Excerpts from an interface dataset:
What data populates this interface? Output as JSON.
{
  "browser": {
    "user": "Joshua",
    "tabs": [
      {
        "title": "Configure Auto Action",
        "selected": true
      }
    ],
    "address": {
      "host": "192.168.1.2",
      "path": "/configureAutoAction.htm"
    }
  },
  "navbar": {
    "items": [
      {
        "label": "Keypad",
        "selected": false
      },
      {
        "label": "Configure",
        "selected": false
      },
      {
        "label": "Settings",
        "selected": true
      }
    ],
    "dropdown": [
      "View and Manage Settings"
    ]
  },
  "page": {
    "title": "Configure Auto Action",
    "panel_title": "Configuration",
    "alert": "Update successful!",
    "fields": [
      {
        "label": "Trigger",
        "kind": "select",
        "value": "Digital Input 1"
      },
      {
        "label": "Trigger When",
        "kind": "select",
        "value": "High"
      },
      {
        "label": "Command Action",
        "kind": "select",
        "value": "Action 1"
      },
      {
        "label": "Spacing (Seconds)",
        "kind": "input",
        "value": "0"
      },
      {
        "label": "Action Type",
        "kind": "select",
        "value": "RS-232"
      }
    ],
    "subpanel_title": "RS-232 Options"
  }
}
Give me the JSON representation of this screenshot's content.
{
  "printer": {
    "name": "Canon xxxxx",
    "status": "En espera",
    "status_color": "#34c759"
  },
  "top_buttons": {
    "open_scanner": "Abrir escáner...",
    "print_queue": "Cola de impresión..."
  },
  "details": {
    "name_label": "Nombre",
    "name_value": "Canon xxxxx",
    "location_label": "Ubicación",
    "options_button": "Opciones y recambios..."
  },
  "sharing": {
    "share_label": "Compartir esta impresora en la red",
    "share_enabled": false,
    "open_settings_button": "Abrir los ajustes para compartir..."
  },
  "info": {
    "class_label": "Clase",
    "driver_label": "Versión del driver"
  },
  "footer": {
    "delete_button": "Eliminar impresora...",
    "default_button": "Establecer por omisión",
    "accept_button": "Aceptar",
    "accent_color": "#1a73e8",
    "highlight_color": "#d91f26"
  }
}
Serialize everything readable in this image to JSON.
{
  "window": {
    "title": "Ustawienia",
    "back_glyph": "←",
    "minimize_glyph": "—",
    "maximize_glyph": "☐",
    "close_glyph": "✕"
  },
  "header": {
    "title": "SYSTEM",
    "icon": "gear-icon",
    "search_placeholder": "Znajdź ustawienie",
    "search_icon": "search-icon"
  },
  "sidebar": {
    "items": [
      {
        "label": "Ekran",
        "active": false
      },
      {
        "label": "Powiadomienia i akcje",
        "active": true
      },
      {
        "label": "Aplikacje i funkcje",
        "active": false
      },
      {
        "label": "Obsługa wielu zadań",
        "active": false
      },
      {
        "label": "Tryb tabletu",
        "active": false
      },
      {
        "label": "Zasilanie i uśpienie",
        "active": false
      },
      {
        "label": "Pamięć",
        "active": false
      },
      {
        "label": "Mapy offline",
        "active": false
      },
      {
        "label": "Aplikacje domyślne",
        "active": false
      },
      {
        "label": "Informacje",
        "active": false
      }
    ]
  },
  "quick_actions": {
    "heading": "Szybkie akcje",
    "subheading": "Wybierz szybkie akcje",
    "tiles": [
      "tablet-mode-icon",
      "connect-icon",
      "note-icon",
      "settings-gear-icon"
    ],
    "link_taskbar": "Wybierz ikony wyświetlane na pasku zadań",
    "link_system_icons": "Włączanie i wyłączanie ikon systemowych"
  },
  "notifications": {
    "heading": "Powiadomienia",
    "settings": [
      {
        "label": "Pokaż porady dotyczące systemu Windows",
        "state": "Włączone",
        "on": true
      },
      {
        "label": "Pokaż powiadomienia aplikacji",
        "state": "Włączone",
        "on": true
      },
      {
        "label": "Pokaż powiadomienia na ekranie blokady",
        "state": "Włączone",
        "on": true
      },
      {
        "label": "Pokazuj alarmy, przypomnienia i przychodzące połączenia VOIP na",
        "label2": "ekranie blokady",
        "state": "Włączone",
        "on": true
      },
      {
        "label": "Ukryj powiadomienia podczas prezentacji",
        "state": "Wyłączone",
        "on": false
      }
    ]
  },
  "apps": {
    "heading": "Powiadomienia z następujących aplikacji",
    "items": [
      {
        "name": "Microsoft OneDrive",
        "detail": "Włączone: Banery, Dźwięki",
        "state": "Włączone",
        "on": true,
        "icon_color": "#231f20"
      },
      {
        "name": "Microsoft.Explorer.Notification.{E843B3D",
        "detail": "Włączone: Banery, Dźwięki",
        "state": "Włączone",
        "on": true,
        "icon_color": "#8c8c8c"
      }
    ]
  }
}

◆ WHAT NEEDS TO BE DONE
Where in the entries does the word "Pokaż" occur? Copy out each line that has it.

◆ TASK RESPONSE
        "label": "Pokaż porady dotyczące systemu Windows",
        "label": "Pokaż powiadomienia aplikacji",
        "label": "Pokaż powiadomienia na ekranie blokady",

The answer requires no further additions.